- Monbukagakusho Honors Scholarship for Privately-Financed International StudentsThese scholarships provide a monthly allowance of ¥48,000 (USD $440) for graduate students who do not hold a scholarship (from any source).
- Japanese Grant Aid for Human Resource Development ScholarshipA Masters scholarship available to students from Bangladesh, Cambodia, the Kyrgyz Republic, Laos, Mongolia, Myanmar, Nepal, Philippines, Sri Lanka, Tajikistan, Uzbekistan and Vietnam.The scholarships are tenable at selected universities and provide tuition fees, admission fees, traveling and seminar allowance, book allowance, arrival allowance, accommodation allowance, stipend and shipping allowance.
- Asian Development Bank-Japan Scholarship ProgrammeThese scholarships are available to people from borrowing member countries of the ADB who want to study Economics, Management, Science or Technology. Full tuition fees, a monthly subsistence and housing allowance, an allowance for books and instructional materials, medical insurance, and travel expenses are provided for one year, renewable for a second year.
- Scholarships provided by JASSOJASSO is the Japan Student Services Organization is an independent administrative institution established under MEXT and which also runs the undergraduate university entrance examination EJU. It maintains a useful list of scholarships for international students offered by local authorities and private foundations.
Applying for a Masters in Japan
Applicants for a Masters in Japan should have a Bachelors degree or an international equivalent. You may have to sit an entrance examination in your subject area or provide a graduate entry test score such as GRE, so check the exact requirements at your chosen university.
If English is not your first language, you’ll need to provide an English language certificate, such as TOEFL or IELTS (unless you studied your undergraduate degree in a country where English is the official language).
If you want to join a course delivered in Japanese, then you will have to demonstrate proficiency, most likely through the Japanese-Language Proficiency Test (JLPT).
Documents to supply
The application process at most Japanese universities involves a similar set of documents and forms that you’ll need to submit.

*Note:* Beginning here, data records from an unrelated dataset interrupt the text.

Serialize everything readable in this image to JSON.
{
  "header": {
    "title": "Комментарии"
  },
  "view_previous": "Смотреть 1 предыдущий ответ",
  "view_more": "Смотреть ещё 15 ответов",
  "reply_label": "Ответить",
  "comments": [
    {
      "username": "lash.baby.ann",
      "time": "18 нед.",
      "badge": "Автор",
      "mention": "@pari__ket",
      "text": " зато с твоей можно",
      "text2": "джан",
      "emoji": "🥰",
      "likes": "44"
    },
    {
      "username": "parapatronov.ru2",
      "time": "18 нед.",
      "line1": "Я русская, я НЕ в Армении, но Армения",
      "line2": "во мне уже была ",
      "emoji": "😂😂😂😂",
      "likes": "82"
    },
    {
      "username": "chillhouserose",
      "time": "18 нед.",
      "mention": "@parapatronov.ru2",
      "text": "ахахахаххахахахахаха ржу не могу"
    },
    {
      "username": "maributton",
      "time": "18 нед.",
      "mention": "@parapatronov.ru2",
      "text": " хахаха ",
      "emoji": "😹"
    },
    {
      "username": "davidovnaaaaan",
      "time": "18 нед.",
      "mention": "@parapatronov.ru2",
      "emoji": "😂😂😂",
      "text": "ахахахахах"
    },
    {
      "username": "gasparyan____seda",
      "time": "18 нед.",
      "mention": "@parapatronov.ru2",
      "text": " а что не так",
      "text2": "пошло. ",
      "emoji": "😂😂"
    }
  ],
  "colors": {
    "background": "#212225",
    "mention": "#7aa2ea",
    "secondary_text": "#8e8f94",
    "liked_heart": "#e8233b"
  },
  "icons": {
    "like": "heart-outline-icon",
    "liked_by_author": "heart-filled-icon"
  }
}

They include:
- The application form, normally available online or as a downloadable document
- Personal statement, sometimes called the “academic essay”
- Bachelor diploma (if you have already graduated) and transcripts
- References/letters of recommendation (most often two)
- English-proficiency test scores and certificates (and Japanese equivalent if required)
- Application fee certificate or receipt
In Japan, the selection process for a Masters programme shares similarities with that of a PhD. It’s a good idea to look for a potential supervisor for your dissertation project in advanced of submitting your application.
Having an academic who is willing to supervise you in the later stages of your Masters carries a lot of weight and will show that you’re serious about your long-term goals and aspirations.
Another thing to consider when looking for a suitable programme and supervisor is the teaching staff and whether they have a good level of English (for example, will their language skills be sufficient to read your dissertation should they become your thesis advisor?). Your e-mail conversations will tell you a lot but research publications in English are a definitive way to find out. You should look into their research expertise anyway and, if you’re not really proficient in Japanese, then articles in English-language journals will be your best chance of exploring their topic of interest.
Public universities in Japan commonly operate a two-step selection process. Candidates who are successful at the document screening stage will be interviewed. Applicants who live in Japan will be invited to the university for an interview while applicants outside Japan will have the option of being interviewed via video conferencing.